To be sure, efforts to counter growing disengagement with alternative prayer services have been gaining traction. Romemu, a Renewal-inspired congregation on the Upper West Side led by Rabbi David Ingber, often replaces conventional Shabbat services with yoga, ecstatic chanting and meditation. On its website, the congregation describes itself as “unabashedly eclectic” and a center for “Judaism that will ignite your Spirit.” The Institute for Jewish Spirituality, a educational organization in Lower Manhattan, hosts retreats and programming to deepen the spiritual experience of community leaders and laymen, and Or Chayim, an alternative, egalitarian Orthodox minyan on the Upper West Side, allows traditional members to celebrate religious milestones in untraditional ways. (This past Shabbat it celebrated the aufruf, or traditional Shabbat service before a wedding, of two gay members.)
The Block/Kolker center adds to this growing movement to revitalize prayer, using a range of creative and untraditional means. This past Purim, Rabbi Uhrbach led a creative reading of the Megillah, setting each scene to different Broadway show tunes. In the background, images, humorous commentary and text played on a large television screen. The service was packed.
“People were laughing and enjoying themselves — the mood was light, rather than the heaviness often associated with services,” said Rabbi Uhrbach. “It’s not enough to work with clergy; the people sitting in the pews need to think changing prayer culture is possible.”
Still, though others recognize the problem of growing disengagement, they believe the solution lies not in changing the texts, but in re-examining them. Rabbi Elie Kaunfer, executive director of Mechon Hadar, stressed the importance of preserving the traditional liturgy.

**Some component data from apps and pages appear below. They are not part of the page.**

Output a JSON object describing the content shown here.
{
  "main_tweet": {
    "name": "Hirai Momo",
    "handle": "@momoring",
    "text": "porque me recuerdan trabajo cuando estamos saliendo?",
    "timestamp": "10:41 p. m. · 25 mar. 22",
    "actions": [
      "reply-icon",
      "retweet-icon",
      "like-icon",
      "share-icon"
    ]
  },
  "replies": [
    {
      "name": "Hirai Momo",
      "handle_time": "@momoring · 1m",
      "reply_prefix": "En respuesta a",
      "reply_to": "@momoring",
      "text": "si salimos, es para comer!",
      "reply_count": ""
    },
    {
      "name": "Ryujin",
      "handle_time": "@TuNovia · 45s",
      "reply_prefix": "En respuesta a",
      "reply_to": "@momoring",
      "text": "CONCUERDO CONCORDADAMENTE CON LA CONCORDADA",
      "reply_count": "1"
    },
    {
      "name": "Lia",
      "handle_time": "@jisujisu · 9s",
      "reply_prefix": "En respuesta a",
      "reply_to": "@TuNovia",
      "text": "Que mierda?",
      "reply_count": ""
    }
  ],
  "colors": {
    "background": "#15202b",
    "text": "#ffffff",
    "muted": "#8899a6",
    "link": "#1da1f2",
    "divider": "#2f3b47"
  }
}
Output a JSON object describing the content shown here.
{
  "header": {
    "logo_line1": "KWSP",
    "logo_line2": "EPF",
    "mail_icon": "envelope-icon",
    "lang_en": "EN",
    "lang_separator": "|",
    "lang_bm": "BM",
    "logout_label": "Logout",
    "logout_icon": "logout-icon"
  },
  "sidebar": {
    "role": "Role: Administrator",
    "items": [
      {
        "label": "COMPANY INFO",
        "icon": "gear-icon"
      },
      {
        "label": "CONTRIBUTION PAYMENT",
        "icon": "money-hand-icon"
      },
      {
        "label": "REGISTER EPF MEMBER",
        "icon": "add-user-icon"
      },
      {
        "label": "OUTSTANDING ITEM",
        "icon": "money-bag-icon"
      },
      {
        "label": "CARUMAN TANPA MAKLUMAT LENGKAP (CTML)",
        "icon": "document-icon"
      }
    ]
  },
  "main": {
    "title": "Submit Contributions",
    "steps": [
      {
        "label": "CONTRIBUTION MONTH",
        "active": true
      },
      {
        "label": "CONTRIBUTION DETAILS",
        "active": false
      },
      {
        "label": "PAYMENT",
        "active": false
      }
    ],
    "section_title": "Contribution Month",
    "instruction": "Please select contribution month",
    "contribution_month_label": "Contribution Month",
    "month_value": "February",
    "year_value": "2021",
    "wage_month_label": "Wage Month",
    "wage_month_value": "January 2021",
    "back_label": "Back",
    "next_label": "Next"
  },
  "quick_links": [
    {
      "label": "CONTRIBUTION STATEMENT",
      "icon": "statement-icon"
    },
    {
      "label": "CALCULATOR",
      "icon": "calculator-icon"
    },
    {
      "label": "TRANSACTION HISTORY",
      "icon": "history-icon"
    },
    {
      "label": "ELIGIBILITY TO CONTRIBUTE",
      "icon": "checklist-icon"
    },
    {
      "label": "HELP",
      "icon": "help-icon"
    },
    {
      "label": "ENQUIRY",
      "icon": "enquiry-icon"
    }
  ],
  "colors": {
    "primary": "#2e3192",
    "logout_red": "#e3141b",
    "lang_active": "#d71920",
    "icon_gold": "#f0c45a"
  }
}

“Instead of reformulating the words, we try to reinterpret the words in order to connect,” said Rabbi Kaunfer, who holds a doctorate in liturgy from JTS. He emphasized Hadar’s dual approach of preserving the traditional liturgy while recognizing that the prayer “crisis” stems from a disconnect between the words themselves and the experience of prayer.
“How we perform the words oftentimes has much more to do with our experience of prayer than the words themselves,” he said. Melody and the “sound field of a synagogue,” the noises present in between prayers, deeply impact the experience of prayer. “If we are thoughtful about sounds, prayer can be experienced very differently.”
While many people choose to substitute English for the traditionally Hebrew prayers, Rabbi Kaunfer stressed the “power of praying in Hebrew.”
“Whether or not you understand the words, there is a rhythm and mystery to the traditional Hebrew liturgy.” He gave the example of Kol Nidrei, the service recited at the start of Yom Kippur, and the Mourner’s Kaddish. “It’s not something everyone can fully understand, but the meter of the words in Hebrew has a powerful force.”
Still, both Rabbis Uhrbach and Kaunfer agree that the search for meaning in prayer, though far from a new issue, is a pressing one. Rabbi Uhrbach, who served on the editorial committee of “Mahzor Lev Shalem: Rosh Hashaha and Yom Kippur,” a prayer book for the High Holidays, and who is in the process of editing a full-length siddur, said that directing the Block/Kolker Center feels like a circle closing.
“Heschel worked tirelessly to revive prayer, and to remind us what prayer could be. His teachings reached me, and now I’m trying to do the same. I hope to bring that conversation back to JTS.”